ki2_day4_09 ki2_day4_08 ki2_day4_07

The Results so far:
So I’ve got all of the electronics fixed and rebuilt the cabinet has been washed clean of all the Turkey Hunter conversion stink, the last bit is to plug in the Killer Instinct 2 PCB I bought and fire it up:

I got a few games in and I’m really happy to have all the work so far pay off.

What’s left to do:
I’ve still got some finishing touches to do here is the list

  • touch up paint on the side art to cover up scuffs and scrapes
  • repaint the front lower section of the cabinet
  • replace a coin door light bulb
  • find and install a bill collector blank for the hole in the coin door
  • find and install a proper control panel graphic
  • properly mount the KI2 PCB
  • install a cooling fan for the PCB
  • fine-tune the convergence on the monitor
  • built a light shield to prevent the marquee light from bleeding onto the monitor bezel
  • install new t-molding

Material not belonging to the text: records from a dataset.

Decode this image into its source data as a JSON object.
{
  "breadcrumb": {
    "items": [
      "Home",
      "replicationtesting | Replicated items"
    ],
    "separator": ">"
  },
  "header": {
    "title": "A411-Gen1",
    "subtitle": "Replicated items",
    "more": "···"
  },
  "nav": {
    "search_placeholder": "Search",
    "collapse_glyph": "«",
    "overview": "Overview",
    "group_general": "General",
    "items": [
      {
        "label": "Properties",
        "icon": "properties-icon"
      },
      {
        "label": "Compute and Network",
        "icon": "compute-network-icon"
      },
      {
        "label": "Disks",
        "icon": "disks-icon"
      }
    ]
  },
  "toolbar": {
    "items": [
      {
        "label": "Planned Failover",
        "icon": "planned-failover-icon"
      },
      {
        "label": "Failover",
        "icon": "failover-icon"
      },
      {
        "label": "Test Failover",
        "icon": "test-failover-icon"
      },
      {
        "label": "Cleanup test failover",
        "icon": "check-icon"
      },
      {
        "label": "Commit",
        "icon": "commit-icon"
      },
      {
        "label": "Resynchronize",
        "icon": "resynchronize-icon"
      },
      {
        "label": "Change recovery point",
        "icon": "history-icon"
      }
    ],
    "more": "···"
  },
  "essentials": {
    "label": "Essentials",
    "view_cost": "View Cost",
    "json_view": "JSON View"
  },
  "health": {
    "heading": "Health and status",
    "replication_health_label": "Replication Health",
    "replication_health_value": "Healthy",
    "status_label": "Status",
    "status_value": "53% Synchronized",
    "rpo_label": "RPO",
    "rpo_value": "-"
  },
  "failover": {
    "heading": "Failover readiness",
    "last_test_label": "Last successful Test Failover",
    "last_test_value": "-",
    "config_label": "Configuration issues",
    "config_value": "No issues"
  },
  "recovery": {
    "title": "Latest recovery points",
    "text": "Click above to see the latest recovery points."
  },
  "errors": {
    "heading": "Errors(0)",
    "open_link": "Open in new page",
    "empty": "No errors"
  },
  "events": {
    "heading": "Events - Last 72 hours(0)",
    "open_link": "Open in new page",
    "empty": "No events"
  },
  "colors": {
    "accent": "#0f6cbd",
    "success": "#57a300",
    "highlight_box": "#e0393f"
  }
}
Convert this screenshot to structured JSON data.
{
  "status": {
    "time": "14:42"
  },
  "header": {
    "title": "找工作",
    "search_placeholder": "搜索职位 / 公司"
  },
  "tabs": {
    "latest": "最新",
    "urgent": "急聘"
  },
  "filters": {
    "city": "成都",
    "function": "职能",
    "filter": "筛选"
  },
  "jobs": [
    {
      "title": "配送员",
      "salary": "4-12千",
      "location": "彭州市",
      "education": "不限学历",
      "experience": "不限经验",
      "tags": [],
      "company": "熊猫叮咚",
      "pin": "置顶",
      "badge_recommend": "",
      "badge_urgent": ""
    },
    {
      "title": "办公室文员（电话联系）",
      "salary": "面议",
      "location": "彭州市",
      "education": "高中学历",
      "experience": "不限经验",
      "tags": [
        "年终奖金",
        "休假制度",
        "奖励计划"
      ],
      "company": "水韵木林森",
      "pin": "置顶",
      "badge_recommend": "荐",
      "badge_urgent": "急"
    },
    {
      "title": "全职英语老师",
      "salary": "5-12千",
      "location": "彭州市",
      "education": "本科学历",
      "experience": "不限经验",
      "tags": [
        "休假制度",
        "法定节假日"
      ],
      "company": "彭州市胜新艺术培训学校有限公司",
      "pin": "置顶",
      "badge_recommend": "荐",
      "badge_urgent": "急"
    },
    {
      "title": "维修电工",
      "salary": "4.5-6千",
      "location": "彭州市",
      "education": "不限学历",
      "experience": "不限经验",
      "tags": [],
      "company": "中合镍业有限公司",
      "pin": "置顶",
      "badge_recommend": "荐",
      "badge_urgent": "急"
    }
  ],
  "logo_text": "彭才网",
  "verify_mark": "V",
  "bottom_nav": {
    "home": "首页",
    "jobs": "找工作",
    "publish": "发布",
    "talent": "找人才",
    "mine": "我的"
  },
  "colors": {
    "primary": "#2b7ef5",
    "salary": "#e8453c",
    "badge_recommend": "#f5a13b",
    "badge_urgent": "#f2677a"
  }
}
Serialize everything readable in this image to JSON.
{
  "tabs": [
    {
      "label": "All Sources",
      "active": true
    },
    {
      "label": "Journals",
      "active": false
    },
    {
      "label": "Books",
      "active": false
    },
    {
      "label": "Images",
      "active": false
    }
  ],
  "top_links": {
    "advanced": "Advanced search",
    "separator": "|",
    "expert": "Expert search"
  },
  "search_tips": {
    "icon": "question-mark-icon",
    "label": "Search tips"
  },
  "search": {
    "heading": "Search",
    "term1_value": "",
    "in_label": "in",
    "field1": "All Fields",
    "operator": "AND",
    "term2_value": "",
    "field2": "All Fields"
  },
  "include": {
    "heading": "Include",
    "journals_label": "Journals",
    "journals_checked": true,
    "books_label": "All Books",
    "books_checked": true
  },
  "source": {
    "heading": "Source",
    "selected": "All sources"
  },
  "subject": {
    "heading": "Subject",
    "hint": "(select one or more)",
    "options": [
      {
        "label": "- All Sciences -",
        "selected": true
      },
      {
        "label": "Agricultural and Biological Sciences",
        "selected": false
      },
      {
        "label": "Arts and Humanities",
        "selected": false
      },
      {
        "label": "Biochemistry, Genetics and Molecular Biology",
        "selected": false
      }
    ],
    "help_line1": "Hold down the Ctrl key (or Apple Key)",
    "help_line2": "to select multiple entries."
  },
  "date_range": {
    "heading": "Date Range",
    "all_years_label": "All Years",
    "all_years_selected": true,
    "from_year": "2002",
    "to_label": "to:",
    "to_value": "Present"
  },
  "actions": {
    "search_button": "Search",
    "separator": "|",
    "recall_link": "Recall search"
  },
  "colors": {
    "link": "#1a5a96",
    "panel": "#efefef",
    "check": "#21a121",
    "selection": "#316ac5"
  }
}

I’ll get some of the larger items on this list done soon, but other items might take a while to source the right parts. I’ll do an in-depth wrap up video once I’m 100% done.

Arcade Control Panel

So recently it was announced that they’re releasing a Tournament Edition of the new Mortal Kombat game due out next year.

As a long time Mortal Kombat fan this is obviously something I’m excited for, I’m even more excited since it’s an all new developer making the game and they seem to be making it a true sequel to the original 2D trilogy as opposed to continuing with the 3D mess that the MK series had become.

The Tournament Edition has me really excited because, well it’s a CE, which I love, but it’s also going to be limited to only 20,000 copies. The biggest thing about this CE is that it includes a Joystick as the main bonus item.  I’m making this post because it seems that a lot of people fail to realize how much of the “real deal” this included joystick is.  Allow me to demonstrate.

Here is a photograph showing the joystick included with the Tournament Edition:

Take a close look at the controls, that is a Happ Ultimate Joystick and Happ arcade buttons with Cherry micro-switches. I worked in arcade repair for several years, nearly ever arcade machine from the 2D Mortal Kombat era uses these joysticks and these buttons…

Need further proof? Take a look at these pictures:

That is an actual Ultimate Mortal Kombat 3 arcade control panel, it’s a conversion machine but those are the buttons and sticks included with the kit from Midway. I wired this control panel myself, and this machine is sitting in my game room, and those are two Happ Ultimate joysticks and Happ buttons with cherry microswitches way back from 1995.